*TO DO*: Please restate the listing that follows without changing anything.

*DATA IN THIS EXERCISE*:
§ §

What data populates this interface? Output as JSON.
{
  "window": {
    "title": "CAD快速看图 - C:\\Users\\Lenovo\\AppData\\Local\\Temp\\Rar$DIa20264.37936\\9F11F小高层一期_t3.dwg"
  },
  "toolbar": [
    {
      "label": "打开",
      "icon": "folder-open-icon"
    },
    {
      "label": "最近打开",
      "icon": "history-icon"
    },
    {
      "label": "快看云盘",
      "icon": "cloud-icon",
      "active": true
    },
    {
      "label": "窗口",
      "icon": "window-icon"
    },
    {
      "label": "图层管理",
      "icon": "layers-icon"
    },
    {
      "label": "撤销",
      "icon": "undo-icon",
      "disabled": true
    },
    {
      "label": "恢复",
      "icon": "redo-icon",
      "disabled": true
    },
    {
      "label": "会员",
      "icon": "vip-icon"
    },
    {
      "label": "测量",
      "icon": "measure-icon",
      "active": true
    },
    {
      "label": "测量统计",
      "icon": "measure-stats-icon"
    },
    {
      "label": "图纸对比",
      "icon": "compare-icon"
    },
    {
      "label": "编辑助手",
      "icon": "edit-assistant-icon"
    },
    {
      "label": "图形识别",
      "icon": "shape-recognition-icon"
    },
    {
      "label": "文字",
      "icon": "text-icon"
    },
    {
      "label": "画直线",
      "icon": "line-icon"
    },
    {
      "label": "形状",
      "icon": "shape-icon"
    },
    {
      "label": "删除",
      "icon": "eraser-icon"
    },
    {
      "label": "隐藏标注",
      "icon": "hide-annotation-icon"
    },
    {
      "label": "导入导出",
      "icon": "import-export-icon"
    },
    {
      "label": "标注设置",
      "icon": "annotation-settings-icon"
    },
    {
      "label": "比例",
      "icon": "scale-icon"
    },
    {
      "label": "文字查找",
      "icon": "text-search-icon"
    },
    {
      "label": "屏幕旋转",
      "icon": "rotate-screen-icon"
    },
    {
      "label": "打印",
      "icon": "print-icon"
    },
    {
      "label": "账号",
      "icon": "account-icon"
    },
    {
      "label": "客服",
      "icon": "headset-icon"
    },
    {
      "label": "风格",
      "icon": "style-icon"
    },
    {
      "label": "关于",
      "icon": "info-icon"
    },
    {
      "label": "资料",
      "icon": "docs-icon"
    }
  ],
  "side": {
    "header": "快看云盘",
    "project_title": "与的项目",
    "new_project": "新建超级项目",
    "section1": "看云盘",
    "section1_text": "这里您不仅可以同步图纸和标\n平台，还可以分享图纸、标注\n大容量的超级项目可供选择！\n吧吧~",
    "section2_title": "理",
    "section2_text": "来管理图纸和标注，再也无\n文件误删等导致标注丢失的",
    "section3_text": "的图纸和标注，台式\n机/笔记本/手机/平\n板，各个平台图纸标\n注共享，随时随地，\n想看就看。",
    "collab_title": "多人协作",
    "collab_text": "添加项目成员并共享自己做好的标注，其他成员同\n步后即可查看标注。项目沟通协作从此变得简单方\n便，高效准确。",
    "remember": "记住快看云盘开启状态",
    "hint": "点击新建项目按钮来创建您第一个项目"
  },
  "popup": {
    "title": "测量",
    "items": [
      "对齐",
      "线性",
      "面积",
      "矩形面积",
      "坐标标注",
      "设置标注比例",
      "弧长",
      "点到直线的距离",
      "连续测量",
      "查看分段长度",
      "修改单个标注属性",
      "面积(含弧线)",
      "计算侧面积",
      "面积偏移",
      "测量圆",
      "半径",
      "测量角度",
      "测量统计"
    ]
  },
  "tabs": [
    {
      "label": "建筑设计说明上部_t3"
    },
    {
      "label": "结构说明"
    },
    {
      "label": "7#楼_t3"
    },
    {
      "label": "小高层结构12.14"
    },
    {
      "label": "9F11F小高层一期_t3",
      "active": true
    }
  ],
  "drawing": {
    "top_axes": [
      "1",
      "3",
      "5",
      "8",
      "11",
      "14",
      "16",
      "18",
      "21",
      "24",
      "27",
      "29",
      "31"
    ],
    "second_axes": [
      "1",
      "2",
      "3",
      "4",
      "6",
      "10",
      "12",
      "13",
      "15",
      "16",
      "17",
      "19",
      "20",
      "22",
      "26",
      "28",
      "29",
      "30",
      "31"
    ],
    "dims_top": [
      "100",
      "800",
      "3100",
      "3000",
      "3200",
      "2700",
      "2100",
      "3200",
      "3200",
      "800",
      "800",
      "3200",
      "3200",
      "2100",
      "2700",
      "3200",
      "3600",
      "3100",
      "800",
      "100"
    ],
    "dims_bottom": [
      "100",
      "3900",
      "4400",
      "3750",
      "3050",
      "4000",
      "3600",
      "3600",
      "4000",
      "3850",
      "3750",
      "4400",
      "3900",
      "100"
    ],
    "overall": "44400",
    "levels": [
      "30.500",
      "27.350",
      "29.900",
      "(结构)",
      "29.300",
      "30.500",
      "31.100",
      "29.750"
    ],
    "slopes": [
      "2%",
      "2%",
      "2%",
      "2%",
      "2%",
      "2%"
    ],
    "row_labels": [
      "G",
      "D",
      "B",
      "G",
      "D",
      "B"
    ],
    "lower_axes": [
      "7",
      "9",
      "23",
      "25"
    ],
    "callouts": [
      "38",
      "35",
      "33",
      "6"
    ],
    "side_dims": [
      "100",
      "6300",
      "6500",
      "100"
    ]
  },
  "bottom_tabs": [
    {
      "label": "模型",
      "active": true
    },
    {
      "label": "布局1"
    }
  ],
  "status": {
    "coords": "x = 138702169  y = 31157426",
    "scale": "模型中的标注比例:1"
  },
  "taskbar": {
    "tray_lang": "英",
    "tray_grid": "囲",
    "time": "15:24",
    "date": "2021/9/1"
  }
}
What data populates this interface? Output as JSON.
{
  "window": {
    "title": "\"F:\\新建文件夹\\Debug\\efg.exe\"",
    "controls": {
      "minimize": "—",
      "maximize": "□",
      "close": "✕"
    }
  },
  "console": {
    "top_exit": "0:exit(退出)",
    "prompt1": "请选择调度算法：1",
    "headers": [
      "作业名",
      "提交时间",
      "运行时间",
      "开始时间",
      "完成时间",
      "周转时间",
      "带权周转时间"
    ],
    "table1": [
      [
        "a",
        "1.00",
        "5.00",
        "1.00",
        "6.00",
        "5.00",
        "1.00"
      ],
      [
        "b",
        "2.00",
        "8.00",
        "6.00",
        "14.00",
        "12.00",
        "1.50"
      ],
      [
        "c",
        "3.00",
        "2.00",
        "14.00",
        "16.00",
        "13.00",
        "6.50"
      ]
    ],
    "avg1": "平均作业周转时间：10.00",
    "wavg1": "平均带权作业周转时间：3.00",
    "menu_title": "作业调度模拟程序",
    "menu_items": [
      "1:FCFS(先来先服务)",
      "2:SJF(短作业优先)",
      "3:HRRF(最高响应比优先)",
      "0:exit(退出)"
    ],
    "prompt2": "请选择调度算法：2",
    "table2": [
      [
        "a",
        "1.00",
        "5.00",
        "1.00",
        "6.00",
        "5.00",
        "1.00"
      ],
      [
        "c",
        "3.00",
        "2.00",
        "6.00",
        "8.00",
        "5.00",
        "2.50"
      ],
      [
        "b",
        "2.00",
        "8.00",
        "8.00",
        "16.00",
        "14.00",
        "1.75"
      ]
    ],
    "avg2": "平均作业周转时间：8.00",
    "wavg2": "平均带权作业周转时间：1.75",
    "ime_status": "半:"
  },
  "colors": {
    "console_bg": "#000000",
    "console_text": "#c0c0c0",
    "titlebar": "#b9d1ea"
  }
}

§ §

*EXERCISE RESULT*:
What data populates this interface? Output as JSON.
{
  "window": {
    "title": "CAD快速看图 - C:\\Users\\Lenovo\\AppData\\Local\\Temp\\Rar$DIa20264.37936\\9F11F小高层一期_t3.dwg"
  },
  "toolbar": [
    {
      "label": "打开",
      "icon": "folder-open-icon"
    },
    {
      "label": "最近打开",
      "icon": "history-icon"
    },
    {
      "label": "快看云盘",
      "icon": "cloud-icon",
      "active": true
    },
    {
      "label": "窗口",
      "icon": "window-icon"
    },
    {
      "label": "图层管理",
      "icon": "layers-icon"
    },
    {
      "label": "撤销",
      "icon": "undo-icon",
      "disabled": true
    },
    {
      "label": "恢复",
      "icon": "redo-icon",
      "disabled": true
    },
    {
      "label": "会员",
      "icon": "vip-icon"
    },
    {
      "label": "测量",
      "icon": "measure-icon",
      "active": true
    },
    {
      "label": "测量统计",
      "icon": "measure-stats-icon"
    },
    {
      "label": "图纸对比",
      "icon": "compare-icon"
    },
    {
      "label": "编辑助手",
      "icon": "edit-assistant-icon"
    },
    {
      "label": "图形识别",
      "icon": "shape-recognition-icon"
    },
    {
      "label": "文字",
      "icon": "text-icon"
    },
    {
      "label": "画直线",
      "icon": "line-icon"
    },
    {
      "label": "形状",
      "icon": "shape-icon"
    },
    {
      "label": "删除",
      "icon": "eraser-icon"
    },
    {
      "label": "隐藏标注",
      "icon": "hide-annotation-icon"
    },
    {
      "label": "导入导出",
      "icon": "import-export-icon"
    },
    {
      "label": "标注设置",
      "icon": "annotation-settings-icon"
    },
    {
      "label": "比例",
      "icon": "scale-icon"
    },
    {
      "label": "文字查找",
      "icon": "text-search-icon"
    },
    {
      "label": "屏幕旋转",
      "icon": "rotate-screen-icon"
    },
    {
      "label": "打印",
      "icon": "print-icon"
    },
    {
      "label": "账号",
      "icon": "account-icon"
    },
    {
      "label": "客服",
      "icon": "headset-icon"
    },
    {
      "label": "风格",
      "icon": "style-icon"
    },
    {
      "label": "关于",
      "icon": "info-icon"
    },
    {
      "label": "资料",
      "icon": "docs-icon"
    }
  ],
  "side": {
    "header": "快看云盘",
    "project_title": "与的项目",
    "new_project": "新建超级项目",
    "section1": "看云盘",
    "section1_text": "这里您不仅可以同步图纸和标\n平台，还可以分享图纸、标注\n大容量的超级项目可供选择！\n吧吧~",
    "section2_title": "理",
    "section2_text": "来管理图纸和标注，再也无\n文件误删等导致标注丢失的",
    "section3_text": "的图纸和标注，台式\n机/笔记本/手机/平\n板，各个平台图纸标\n注共享，随时随地，\n想看就看。",
    "collab_title": "多人协作",
    "collab_text": "添加项目成员并共享自己做好的标注，其他成员同\n步后即可查看标注。项目沟通协作从此变得简单方\n便，高效准确。",
    "remember": "记住快看云盘开启状态",
    "hint": "点击新建项目按钮来创建您第一个项目"
  },
  "popup": {
    "title": "测量",
    "items": [
      "对齐",
      "线性",
      "面积",
      "矩形面积",
      "坐标标注",
      "设置标注比例",
      "弧长",
      "点到直线的距离",
      "连续测量",
      "查看分段长度",
      "修改单个标注属性",
      "面积(含弧线)",
      "计算侧面积",
      "面积偏移",
      "测量圆",
      "半径",
      "测量角度",
      "测量统计"
    ]
  },
  "tabs": [
    {
      "label": "建筑设计说明上部_t3"
    },
    {
      "label": "结构说明"
    },
    {
      "label": "7#楼_t3"
    },
    {
      "label": "小高层结构12.14"
    },
    {
      "label": "9F11F小高层一期_t3",
      "active": true
    }
  ],
  "drawing": {
    "top_axes": [
      "1",
      "3",
      "5",
      "8",
      "11",
      "14",
      "16",
      "18",
      "21",
      "24",
      "27",
      "29",
      "31"
    ],
    "second_axes": [
      "1",
      "2",
      "3",
      "4",
      "6",
      "10",
      "12",
      "13",
      "15",
      "16",
      "17",
      "19",
      "20",
      "22",
      "26",
      "28",
      "29",
      "30",
      "31"
    ],
    "dims_top": [
      "100",
      "800",
      "3100",
      "3000",
      "3200",
      "2700",
      "2100",
      "3200",
      "3200",
      "800",
      "800",
      "3200",
      "3200",
      "2100",
      "2700",
      "3200",
      "3600",
      "3100",
      "800",
      "100"
    ],
    "dims_bottom": [
      "100",
      "3900",
      "4400",
      "3750",
      "3050",
      "4000",
      "3600",
      "3600",
      "4000",
      "3850",
      "3750",
      "4400",
      "3900",
      "100"
    ],
    "overall": "44400",
    "levels": [
      "30.500",
      "27.350",
      "29.900",
      "(结构)",
      "29.300",
      "30.500",
      "31.100",
      "29.750"
    ],
    "slopes": [
      "2%",
      "2%",
      "2%",
      "2%",
      "2%",
      "2%"
    ],
    "row_labels": [
      "G",
      "D",
      "B",
      "G",
      "D",
      "B"
    ],
    "lower_axes": [
      "7",
      "9",
      "23",
      "25"
    ],
    "callouts": [
      "38",
      "35",
      "33",
      "6"
    ],
    "side_dims": [
      "100",
      "6300",
      "6500",
      "100"
    ]
  },
  "bottom_tabs": [
    {
      "label": "模型",
      "active": true
    },
    {
      "label": "布局1"
    }
  ],
  "status": {
    "coords": "x = 138702169  y = 31157426",
    "scale": "模型中的标注比例:1"
  },
  "taskbar": {
    "tray_lang": "英",
    "tray_grid": "囲",
    "time": "15:24",
    "date": "2021/9/1"
  }
}
What data populates this interface? Output as JSON.
{
  "window": {
    "title": "\"F:\\新建文件夹\\Debug\\efg.exe\"",
    "controls": {
      "minimize": "—",
      "maximize": "□",
      "close": "✕"
    }
  },
  "console": {
    "top_exit": "0:exit(退出)",
    "prompt1": "请选择调度算法：1",
    "headers": [
      "作业名",
      "提交时间",
      "运行时间",
      "开始时间",
      "完成时间",
      "周转时间",
      "带权周转时间"
    ],
    "table1": [
      [
        "a",
        "1.00",
        "5.00",
        "1.00",
        "6.00",
        "5.00",
        "1.00"
      ],
      [
        "b",
        "2.00",
        "8.00",
        "6.00",
        "14.00",
        "12.00",
        "1.50"
      ],
      [
        "c",
        "3.00",
        "2.00",
        "14.00",
        "16.00",
        "13.00",
        "6.50"
      ]
    ],
    "avg1": "平均作业周转时间：10.00",
    "wavg1": "平均带权作业周转时间：3.00",
    "menu_title": "作业调度模拟程序",
    "menu_items": [
      "1:FCFS(先来先服务)",
      "2:SJF(短作业优先)",
      "3:HRRF(最高响应比优先)",
      "0:exit(退出)"
    ],
    "prompt2": "请选择调度算法：2",
    "table2": [
      [
        "a",
        "1.00",
        "5.00",
        "1.00",
        "6.00",
        "5.00",
        "1.00"
      ],
      [
        "c",
        "3.00",
        "2.00",
        "6.00",
        "8.00",
        "5.00",
        "2.50"
      ],
      [
        "b",
        "2.00",
        "8.00",
        "8.00",
        "16.00",
        "14.00",
        "1.75"
      ]
    ],
    "avg2": "平均作业周转时间：8.00",
    "wavg2": "平均带权作业周转时间：1.75",
    "ime_status": "半:"
  },
  "colors": {
    "console_bg": "#000000",
    "console_text": "#c0c0c0",
    "titlebar": "#b9d1ea"
  }
}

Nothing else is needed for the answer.